New tools from the National Drought Mitigation Center have turned the traditionally static map of the USDM into a more interactive interface where users can zoom and pan across different areas and overlay Drought Monitor data with other relevant information. They are also able to download customized USDM maps that best meet their needs and interests.  

“A common request for the USDM website is the addition of new geographic features on the map,” said Brian Fuchs, a USDM author and monitoring coordinator for the NDMC. “It was our goal to develop an interface that gives people more control over how they view and download Drought Monitor maps.” 

The new interactive interface includes both current and past USDM maps so users can view weekly drought conditions across the U.S. and its territories all the way back to 2000 when the Drought Monitor began. They can then overlay those maps with a suite of jurisdictional reference layers—including tribal lands, federal lands, crop reporting districts and political boundaries—and other sources of environmental data. 

Users can map additional layers such as precipitation and temperature forecasts and outlooks of how drought conditions may change. They can view current precipitation and streamflow data and maps of vegetation stress. They can also view the dry-to-wet condition monitoring observations submitted via the crowdsourced Condition Monitoring Observer Reports (CMOR) system and the Community Collaborative Rain, Hail and Snow (CoCoRaHS) citizen science network. Both of the latter datasets help Drought Monitor authors understand conditions on the ground and interpret complex weather data. 

“The new tools provide several novel options to give users more control over how they view the Drought Monitor,” explained Jeff Nothwehr, a GIS specialist for the NDMC. The interface, he explains, not only allows users to zoom in and out of different areas, but it also gives users easier access to a slew of climate and weather databases. “All of this valuable information from a variety of sources—the U.S. Geological Survey, the Drought Center, the National Oceanic and Atmospheric Administration and more—is now all together in one place.” 

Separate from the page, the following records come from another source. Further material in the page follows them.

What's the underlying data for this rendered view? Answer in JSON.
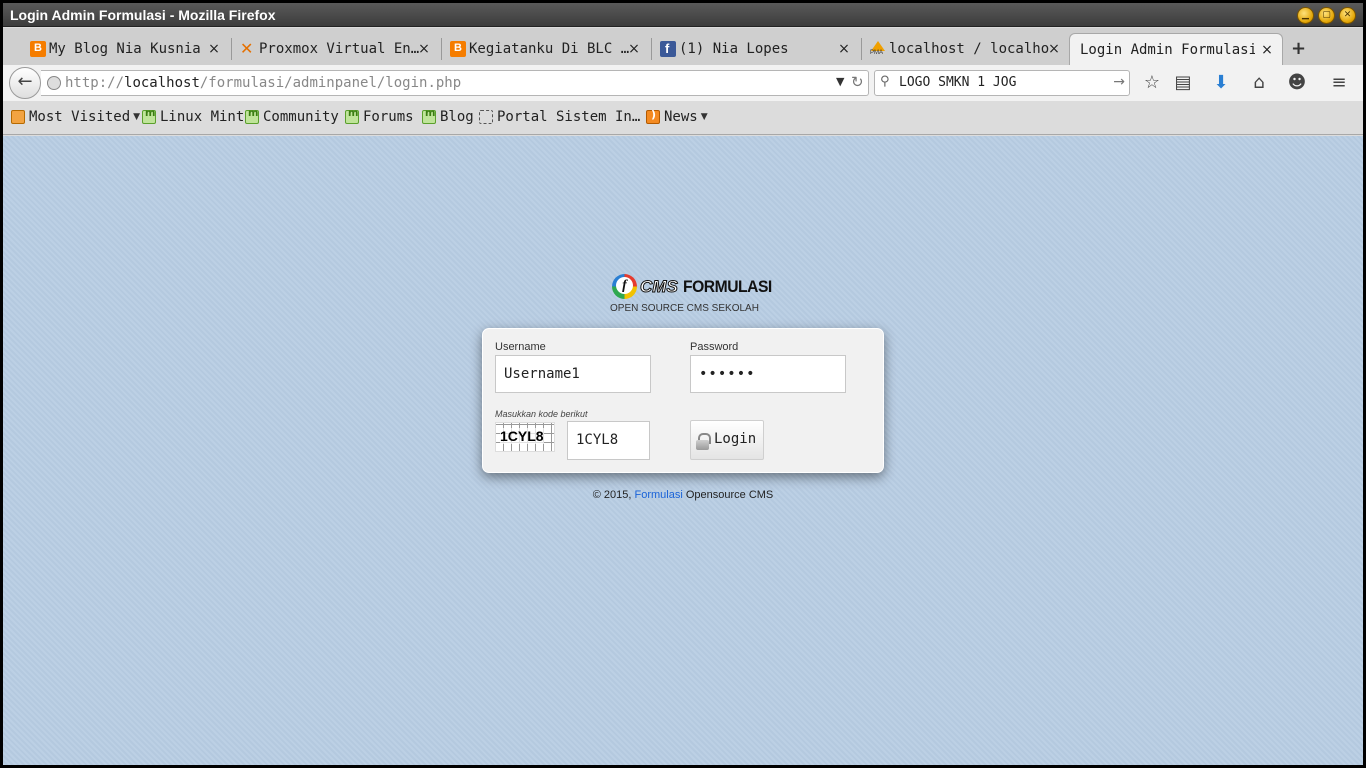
{
  "window": {
    "title": "Login Admin Formulasi - Mozilla Firefox",
    "controls": {
      "minimize": "▁",
      "maximize": "▢",
      "close": "✕"
    }
  },
  "tabs": [
    {
      "label": "My Blog Nia Kusnia …",
      "favicon": "blogger-icon"
    },
    {
      "label": "Proxmox Virtual En…",
      "favicon": "proxmox-icon"
    },
    {
      "label": "Kegiatanku Di BLC …",
      "favicon": "blogger-icon"
    },
    {
      "label": "(1) Nia Lopes",
      "favicon": "facebook-icon"
    },
    {
      "label": "localhost / localhost…",
      "favicon": "phpmyadmin-icon"
    },
    {
      "label": "Login Admin Formulasi",
      "favicon": "none",
      "active": true
    }
  ],
  "tab_close_glyph": "×",
  "new_tab_glyph": "+",
  "navbar": {
    "back_glyph": "←",
    "url_scheme": "http://",
    "url_host": "localhost",
    "url_path": "/formulasi/adminpanel/login.php",
    "dropdown_glyph": "▼",
    "reload_glyph": "↻",
    "search_glyph": "⚲",
    "search_value": "LOGO SMKN 1 JOG",
    "search_go_glyph": "→",
    "icons": [
      "star-icon",
      "reading-list-icon",
      "download-icon",
      "home-icon",
      "chat-icon",
      "menu-icon"
    ]
  },
  "bookmarks": [
    {
      "label": "Most Visited",
      "icon": "folder-icon",
      "dropdown": true
    },
    {
      "label": "Linux Mint",
      "icon": "mint-icon"
    },
    {
      "label": "Community",
      "icon": "mint-icon"
    },
    {
      "label": "Forums",
      "icon": "mint-icon"
    },
    {
      "label": "Blog",
      "icon": "mint-icon"
    },
    {
      "label": "Portal Sistem In…",
      "icon": "blank-page-icon"
    },
    {
      "label": "News",
      "icon": "rss-icon",
      "dropdown": true
    }
  ],
  "bookmark_arrow": "▼",
  "logo": {
    "cms": "CMS",
    "formulasi": "FORMULASI",
    "tagline": "OPEN SOURCE CMS SEKOLAH"
  },
  "login": {
    "username_label": "Username",
    "username_value": "Username1",
    "password_label": "Password",
    "password_value": "••••••",
    "captcha_label": "Masukkan kode berikut",
    "captcha_image_text": "1CYL8",
    "captcha_value": "1CYL8",
    "button_label": "Login"
  },
  "footer": {
    "prefix": "© 2015, ",
    "link": "Formulasi",
    "suffix": " Opensource CMS"
  },
  "colors": {
    "page_background": "#b8cde3",
    "link": "#1a63d8",
    "titlebar": "#4a4a4a"
  }
}
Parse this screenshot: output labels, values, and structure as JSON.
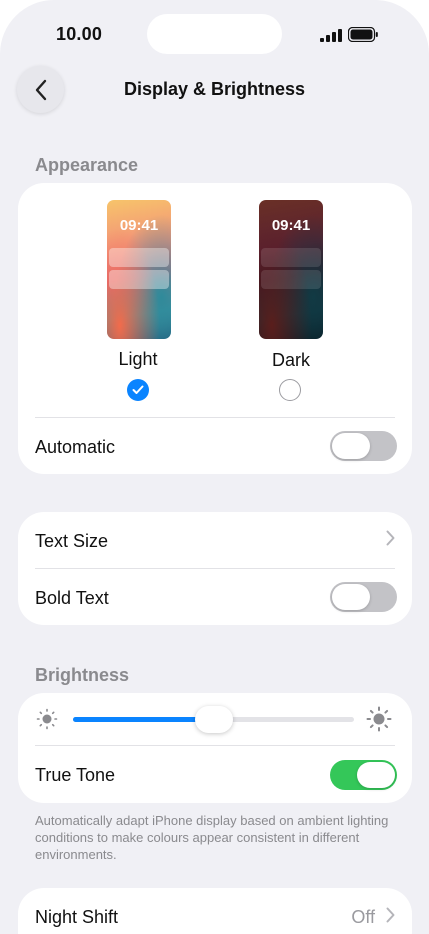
{
  "status_bar": {
    "time": "10.00",
    "signal_icon": "cellular-signal-icon",
    "battery_icon": "battery-icon"
  },
  "nav": {
    "back_icon": "chevron-left-icon",
    "title": "Display & Brightness"
  },
  "appearance": {
    "header": "Appearance",
    "options": [
      {
        "label": "Light",
        "preview_time": "09:41",
        "selected": true
      },
      {
        "label": "Dark",
        "preview_time": "09:41",
        "selected": false
      }
    ],
    "automatic": {
      "label": "Automatic",
      "on": false
    }
  },
  "text_section": {
    "text_size": {
      "label": "Text Size"
    },
    "bold_text": {
      "label": "Bold Text",
      "on": false
    }
  },
  "brightness": {
    "header": "Brightness",
    "level": 0.5,
    "min_icon": "sun-dim-icon",
    "max_icon": "sun-bright-icon",
    "true_tone": {
      "label": "True Tone",
      "on": true
    },
    "footnote": "Automatically adapt iPhone display based on ambient lighting conditions to make colours appear consistent in different environments."
  },
  "night_shift": {
    "label": "Night Shift",
    "value": "Off"
  },
  "colors": {
    "accent": "#0a84ff",
    "toggle_on": "#34c759",
    "toggle_off": "#c3c3c7",
    "background": "#f0f0f5"
  }
}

Nothwehr adds that the new tool will also provide a broader set of options for exporting and sharing USDM data. Currently, users of the USDM can download maps for a predefined set of locations—including individual states, regions and regional climate centers—with reference data limited to major rivers and state and county borders. But a new export tool, developed in conjunction with the interactive interface, allows users to create customized versions of those maps to better meet their particular needs. With the export tool, users are able to select a unique display area and include a larger set of reference layers, such as roads, watersheds and cities. It also gives users the option of customizing map elements like the legend and title before downloading.  

The Drought Monitor is a weekly assessment of the extent and severity of drought in the U.S. and its territories. It’s released every Thursday based on various sources of data collected through the previous week. It is not a forecast, though users can now use the interactive interface to overlay current drought conditions with outlooks for the coming month and season. As of October 2022, temperature and precipitation outlooks are not mapped for Puerto Rico, and current weather data is unavailable for California and much of the Northwest over certain time periods. CoCoRaHS and CMOR observations are also only available for the previous 30 days and are an abbreviated version of the full reports.  

These new tools were developed as part of a cooperative agreement between the NDMC and the U.S. Department of Agriculture. “Our ongoing goal is to work with our partners like the USDA to find new ways to increase the accessibility and usability of the Drought Monitor,” said Fuchs. “The new interface and download tool are important steps toward that goal ensuring that we are consistently meeting the needs of USDM users.” 

Check out the new Map Viewer: droughtmonitor.unl.edu/Maps/MapViewer.aspx 

Check out the new Map Export tool: https://droughtmonitor.unl.edu/Maps/MapExport.aspx

-- Leah Campbell, NDMC Communications